Nicole L. Black recommends firm conduct a technology audit to review the need for software updates, to identify and replace outdated technology and applications, and to plan and implement migrating operations such as document management and time and billing systems to cloud computing.
It is helpful to classify documents or other content items to make them easier to find later. Searching the full text alone can retrieve inaccurate results or miss appropriate documents containing different words from the words entered into a search box. A document or content management system may include features for tagging, keywords, categories, indexing, etc. Taxonomist Heather Hedden identifies the difference between these elements to facilitate the implementation of more effective knowledge and content management.
Implementation of new content management systems that govern the web and often render older pages and sites inaccessible create access barriers for researchers seeking to access older content across subject areas. TeleRead Editor Chris Meadows describes the problem, the implications and a possible solution.
More and more lawyers are moving to Web-based legal software because it’s convenient, provides 24/7 on-the-go-access to case-related information, and is affordable. Lawyer and legal tech expert Nicole Black says the good news is now that cloud computing is becoming more familiar and accepted, new platforms are being introduced into the legal marketplace at record speed. She explains how to make effective business choices when determining how and what cloud based applications to use.
Microsoft SharePoint expert Lorette S.J. Weldon asks us to imagine walking into the library without worrying about file compatibilities and adjustments of applications to do what you want when you want. All you would see is a library with your workstation. When SharePoint is properly implemented, it could blend into the background. You would never know that it was there. Lorette created an animated series to assist librarians to leverage this application, and has included a very short survey to offer suggestions for future episodes.
How many times have you wondered how to do a task or work with software? You feel wonderful once you have found a colleague who could share their “know-how” about how to complete that task more efficiently or how to implement an applications that does not have a manual that makes sense to you. Lorette S.J. Weldon focuses on four factors to consider when you want to share your knowledge on your own: cost; timing; equipment and global presentation.

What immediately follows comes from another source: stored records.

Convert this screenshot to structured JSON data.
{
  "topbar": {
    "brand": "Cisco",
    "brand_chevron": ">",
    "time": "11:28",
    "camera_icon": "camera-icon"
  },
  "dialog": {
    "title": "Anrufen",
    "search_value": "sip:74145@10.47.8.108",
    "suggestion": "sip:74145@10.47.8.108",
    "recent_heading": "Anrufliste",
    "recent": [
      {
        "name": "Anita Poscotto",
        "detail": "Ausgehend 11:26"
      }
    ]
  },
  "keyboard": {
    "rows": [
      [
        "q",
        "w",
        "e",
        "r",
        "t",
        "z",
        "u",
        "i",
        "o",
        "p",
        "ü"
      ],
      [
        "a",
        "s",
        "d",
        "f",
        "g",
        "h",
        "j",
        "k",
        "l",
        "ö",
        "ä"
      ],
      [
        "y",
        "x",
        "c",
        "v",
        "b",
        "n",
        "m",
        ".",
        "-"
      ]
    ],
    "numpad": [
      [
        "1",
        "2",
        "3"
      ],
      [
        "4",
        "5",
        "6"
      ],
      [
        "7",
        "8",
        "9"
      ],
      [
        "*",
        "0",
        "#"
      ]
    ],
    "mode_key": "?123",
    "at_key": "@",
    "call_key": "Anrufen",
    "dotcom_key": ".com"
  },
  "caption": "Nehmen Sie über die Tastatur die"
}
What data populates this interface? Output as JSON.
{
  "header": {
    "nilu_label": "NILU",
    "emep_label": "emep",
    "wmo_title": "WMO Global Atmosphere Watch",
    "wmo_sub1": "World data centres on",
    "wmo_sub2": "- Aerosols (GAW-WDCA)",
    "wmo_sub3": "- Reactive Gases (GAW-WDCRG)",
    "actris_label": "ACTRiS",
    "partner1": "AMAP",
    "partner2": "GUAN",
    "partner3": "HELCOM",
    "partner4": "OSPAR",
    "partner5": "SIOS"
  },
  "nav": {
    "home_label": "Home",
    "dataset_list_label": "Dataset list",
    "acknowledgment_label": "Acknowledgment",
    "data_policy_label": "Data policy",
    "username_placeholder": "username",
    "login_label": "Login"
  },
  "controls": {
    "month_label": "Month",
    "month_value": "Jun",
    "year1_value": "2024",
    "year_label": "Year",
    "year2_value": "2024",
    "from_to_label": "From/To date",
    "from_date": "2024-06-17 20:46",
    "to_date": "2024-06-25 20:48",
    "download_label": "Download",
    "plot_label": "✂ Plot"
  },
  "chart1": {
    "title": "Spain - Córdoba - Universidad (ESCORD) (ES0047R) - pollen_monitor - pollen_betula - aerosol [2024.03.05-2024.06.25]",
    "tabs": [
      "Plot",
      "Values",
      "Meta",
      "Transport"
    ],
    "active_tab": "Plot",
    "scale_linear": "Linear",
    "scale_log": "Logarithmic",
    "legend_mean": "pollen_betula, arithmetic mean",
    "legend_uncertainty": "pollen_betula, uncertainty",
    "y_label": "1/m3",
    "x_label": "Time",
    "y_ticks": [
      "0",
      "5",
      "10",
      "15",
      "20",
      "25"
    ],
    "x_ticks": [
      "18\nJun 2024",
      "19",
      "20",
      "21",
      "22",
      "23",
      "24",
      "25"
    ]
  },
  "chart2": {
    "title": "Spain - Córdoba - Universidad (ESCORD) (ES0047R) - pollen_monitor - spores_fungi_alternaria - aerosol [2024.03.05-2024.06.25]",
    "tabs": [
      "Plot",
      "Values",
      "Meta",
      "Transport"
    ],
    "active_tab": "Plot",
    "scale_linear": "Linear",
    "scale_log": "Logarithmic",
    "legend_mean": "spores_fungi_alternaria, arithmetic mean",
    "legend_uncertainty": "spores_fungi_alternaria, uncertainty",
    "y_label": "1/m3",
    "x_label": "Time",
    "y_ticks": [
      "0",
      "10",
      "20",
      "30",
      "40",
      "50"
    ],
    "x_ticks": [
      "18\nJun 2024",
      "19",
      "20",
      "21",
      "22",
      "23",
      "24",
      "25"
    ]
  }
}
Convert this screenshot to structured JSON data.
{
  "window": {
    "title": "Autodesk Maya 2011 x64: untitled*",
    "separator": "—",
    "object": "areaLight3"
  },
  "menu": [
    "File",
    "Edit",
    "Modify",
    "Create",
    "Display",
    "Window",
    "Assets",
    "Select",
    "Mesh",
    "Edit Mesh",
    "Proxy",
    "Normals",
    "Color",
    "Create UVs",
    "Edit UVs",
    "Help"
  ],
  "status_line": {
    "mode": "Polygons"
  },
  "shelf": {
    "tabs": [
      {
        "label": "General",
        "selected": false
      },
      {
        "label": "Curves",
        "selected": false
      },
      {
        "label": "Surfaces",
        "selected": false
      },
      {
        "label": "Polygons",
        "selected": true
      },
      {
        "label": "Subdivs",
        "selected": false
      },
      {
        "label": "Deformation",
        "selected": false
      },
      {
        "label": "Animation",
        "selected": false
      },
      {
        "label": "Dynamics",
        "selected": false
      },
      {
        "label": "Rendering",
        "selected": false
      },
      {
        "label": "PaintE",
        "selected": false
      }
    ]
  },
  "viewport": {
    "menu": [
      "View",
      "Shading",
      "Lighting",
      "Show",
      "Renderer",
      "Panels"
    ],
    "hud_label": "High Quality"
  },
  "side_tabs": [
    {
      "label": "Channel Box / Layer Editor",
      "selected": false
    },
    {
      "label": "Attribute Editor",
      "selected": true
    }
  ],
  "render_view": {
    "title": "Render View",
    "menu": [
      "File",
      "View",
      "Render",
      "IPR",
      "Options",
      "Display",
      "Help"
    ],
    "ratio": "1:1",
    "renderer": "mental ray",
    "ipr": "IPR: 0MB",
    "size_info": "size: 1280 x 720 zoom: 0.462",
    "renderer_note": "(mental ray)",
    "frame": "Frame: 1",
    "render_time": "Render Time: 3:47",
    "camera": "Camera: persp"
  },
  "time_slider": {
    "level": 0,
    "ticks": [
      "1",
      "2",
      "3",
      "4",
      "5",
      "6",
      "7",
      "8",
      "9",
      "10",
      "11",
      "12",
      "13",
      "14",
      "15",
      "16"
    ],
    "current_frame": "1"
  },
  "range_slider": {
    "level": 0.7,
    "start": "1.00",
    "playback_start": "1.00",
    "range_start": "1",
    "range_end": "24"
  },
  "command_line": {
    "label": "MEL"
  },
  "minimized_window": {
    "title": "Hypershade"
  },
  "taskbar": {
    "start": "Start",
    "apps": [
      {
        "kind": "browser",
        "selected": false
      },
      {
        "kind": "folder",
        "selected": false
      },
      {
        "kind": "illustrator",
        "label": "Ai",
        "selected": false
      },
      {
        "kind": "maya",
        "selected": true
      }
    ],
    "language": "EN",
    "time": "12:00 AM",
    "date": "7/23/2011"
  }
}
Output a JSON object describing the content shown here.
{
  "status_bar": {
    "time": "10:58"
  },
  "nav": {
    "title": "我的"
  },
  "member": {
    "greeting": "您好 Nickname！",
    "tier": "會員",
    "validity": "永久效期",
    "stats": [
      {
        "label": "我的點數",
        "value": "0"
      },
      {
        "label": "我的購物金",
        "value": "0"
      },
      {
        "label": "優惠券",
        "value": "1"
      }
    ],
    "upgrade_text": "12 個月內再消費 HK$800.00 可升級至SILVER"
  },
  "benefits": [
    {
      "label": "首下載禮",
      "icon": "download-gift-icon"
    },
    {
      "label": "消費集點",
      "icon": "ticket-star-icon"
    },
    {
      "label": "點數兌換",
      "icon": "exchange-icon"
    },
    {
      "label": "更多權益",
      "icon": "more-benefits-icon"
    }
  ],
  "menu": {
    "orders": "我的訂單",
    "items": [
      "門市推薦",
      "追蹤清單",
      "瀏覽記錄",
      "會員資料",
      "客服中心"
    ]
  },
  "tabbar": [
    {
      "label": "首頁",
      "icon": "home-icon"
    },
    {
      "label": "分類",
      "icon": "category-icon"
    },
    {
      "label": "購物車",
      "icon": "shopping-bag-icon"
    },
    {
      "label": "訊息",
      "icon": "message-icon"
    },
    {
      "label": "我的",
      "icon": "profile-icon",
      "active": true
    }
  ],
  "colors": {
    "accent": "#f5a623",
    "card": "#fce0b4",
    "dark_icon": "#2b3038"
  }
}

Conrad J. Jacoby’s commentary offers perspective on the complexities and nuances of technology innovations, in the home and in the office, causing him to reflect on how incomplete or incorrect impressions of how a responding party organizes and manages its business records impacts knowledge management and e-records.
Attorney David Navetta contends that there there will be significant financial pressure on organizations to take advantage of the pricing and efficiency of cloud computing, and if attorneys fail to understand the issues ahead of time there is a serious risk of getting “bulldozed” into cloud computing arrangements without time or resources to address some serious legal issues that are implicated.
Gretta Rusanow outlines her recommendations on why this year presents an excellent opportunity to work on those long-desired collections of models, best practice documents, sample clauses and know how files.
Heather Colman explains how wikis were an ideal KM solution for her law firm. Quick and easy to set up, requiring little IT support, wikis support central data repositories and provide features including search capabilities, email, RSS, and also allow users to create a taxonomy of subject tags to classify information.